I'd ask you to write out the lines below exactly, with no images.

[Stored data entries]

[Start of Attachment]

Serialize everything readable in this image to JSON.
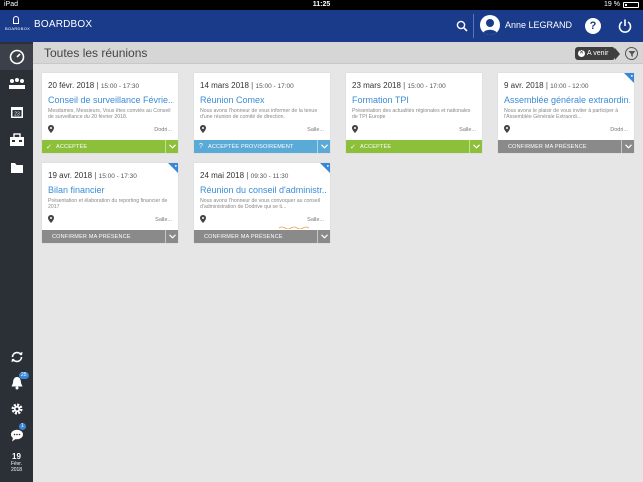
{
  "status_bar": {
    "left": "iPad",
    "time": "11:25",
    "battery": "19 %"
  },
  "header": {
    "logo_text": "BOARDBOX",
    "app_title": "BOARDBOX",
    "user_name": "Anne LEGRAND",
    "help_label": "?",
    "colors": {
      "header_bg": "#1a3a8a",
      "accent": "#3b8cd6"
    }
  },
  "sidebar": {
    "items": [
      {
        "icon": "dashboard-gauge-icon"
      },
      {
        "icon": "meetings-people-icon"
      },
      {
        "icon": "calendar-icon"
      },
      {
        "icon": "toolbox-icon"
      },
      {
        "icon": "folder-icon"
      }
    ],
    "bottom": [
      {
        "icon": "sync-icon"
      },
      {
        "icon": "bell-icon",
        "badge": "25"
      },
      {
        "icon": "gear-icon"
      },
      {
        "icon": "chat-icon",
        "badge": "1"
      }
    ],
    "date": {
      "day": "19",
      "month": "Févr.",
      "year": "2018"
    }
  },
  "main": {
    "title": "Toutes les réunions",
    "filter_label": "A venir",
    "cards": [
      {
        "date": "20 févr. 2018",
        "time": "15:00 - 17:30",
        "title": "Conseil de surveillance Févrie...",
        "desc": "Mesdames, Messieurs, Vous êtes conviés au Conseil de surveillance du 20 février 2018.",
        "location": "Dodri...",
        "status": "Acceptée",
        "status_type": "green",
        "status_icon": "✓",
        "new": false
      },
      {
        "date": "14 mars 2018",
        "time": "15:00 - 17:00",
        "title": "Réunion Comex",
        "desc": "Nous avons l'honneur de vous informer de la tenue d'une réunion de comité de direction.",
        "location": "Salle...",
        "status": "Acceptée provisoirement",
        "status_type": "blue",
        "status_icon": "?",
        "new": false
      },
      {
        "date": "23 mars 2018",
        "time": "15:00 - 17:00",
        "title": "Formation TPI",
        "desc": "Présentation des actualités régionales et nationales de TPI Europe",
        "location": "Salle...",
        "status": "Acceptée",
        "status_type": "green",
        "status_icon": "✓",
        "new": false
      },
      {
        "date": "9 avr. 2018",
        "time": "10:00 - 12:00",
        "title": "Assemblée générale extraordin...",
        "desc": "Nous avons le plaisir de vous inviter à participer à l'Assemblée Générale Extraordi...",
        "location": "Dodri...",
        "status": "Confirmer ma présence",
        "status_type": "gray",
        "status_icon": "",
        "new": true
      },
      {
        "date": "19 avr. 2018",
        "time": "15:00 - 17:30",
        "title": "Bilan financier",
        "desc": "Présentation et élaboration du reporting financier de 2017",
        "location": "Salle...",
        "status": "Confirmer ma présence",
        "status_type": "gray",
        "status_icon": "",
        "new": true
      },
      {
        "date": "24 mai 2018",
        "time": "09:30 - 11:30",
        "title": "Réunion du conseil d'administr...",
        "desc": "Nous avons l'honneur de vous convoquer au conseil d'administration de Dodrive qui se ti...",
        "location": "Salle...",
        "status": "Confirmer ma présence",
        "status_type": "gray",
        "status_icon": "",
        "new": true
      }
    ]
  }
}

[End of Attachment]

## Finished exercise
Serialize everything readable in this image to JSON.
{
  "status_bar": {
    "left": "iPad",
    "time": "11:25",
    "battery": "19 %"
  },
  "header": {
    "logo_text": "BOARDBOX",
    "app_title": "BOARDBOX",
    "user_name": "Anne LEGRAND",
    "help_label": "?",
    "colors": {
      "header_bg": "#1a3a8a",
      "accent": "#3b8cd6"
    }
  },
  "sidebar": {
    "items": [
      {
        "icon": "dashboard-gauge-icon"
      },
      {
        "icon": "meetings-people-icon"
      },
      {
        "icon": "calendar-icon"
      },
      {
        "icon": "toolbox-icon"
      },
      {
        "icon": "folder-icon"
      }
    ],
    "bottom": [
      {
        "icon": "sync-icon"
      },
      {
        "icon": "bell-icon",
        "badge": "25"
      },
      {
        "icon": "gear-icon"
      },
      {
        "icon": "chat-icon",
        "badge": "1"
      }
    ],
    "date": {
      "day": "19",
      "month": "Févr.",
      "year": "2018"
    }
  },
  "main": {
    "title": "Toutes les réunions",
    "filter_label": "A venir",
    "cards": [
      {
        "date": "20 févr. 2018",
        "time": "15:00 - 17:30",
        "title": "Conseil de surveillance Févrie...",
        "desc": "Mesdames, Messieurs, Vous êtes conviés au Conseil de surveillance du 20 février 2018.",
        "location": "Dodri...",
        "status": "Acceptée",
        "status_type": "green",
        "status_icon": "✓",
        "new": false
      },
      {
        "date": "14 mars 2018",
        "time": "15:00 - 17:00",
        "title": "Réunion Comex",
        "desc": "Nous avons l'honneur de vous informer de la tenue d'une réunion de comité de direction.",
        "location": "Salle...",
        "status": "Acceptée provisoirement",
        "status_type": "blue",
        "status_icon": "?",
        "new": false
      },
      {
        "date": "23 mars 2018",
        "time": "15:00 - 17:00",
        "title": "Formation TPI",
        "desc": "Présentation des actualités régionales et nationales de TPI Europe",
        "location": "Salle...",
        "status": "Acceptée",
        "status_type": "green",
        "status_icon": "✓",
        "new": false
      },
      {
        "date": "9 avr. 2018",
        "time": "10:00 - 12:00",
        "title": "Assemblée générale extraordin...",
        "desc": "Nous avons le plaisir de vous inviter à participer à l'Assemblée Générale Extraordi...",
        "location": "Dodri...",
        "status": "Confirmer ma présence",
        "status_type": "gray",
        "status_icon": "",
        "new": true
      },
      {
        "date": "19 avr. 2018",
        "time": "15:00 - 17:30",
        "title": "Bilan financier",
        "desc": "Présentation et élaboration du reporting financier de 2017",
        "location": "Salle...",
        "status": "Confirmer ma présence",
        "status_type": "gray",
        "status_icon": "",
        "new": true
      },
      {
        "date": "24 mai 2018",
        "time": "09:30 - 11:30",
        "title": "Réunion du conseil d'administr...",
        "desc": "Nous avons l'honneur de vous convoquer au conseil d'administration de Dodrive qui se ti...",
        "location": "Salle...",
        "status": "Confirmer ma présence",
        "status_type": "gray",
        "status_icon": "",
        "new": true
      }
    ]
  }
}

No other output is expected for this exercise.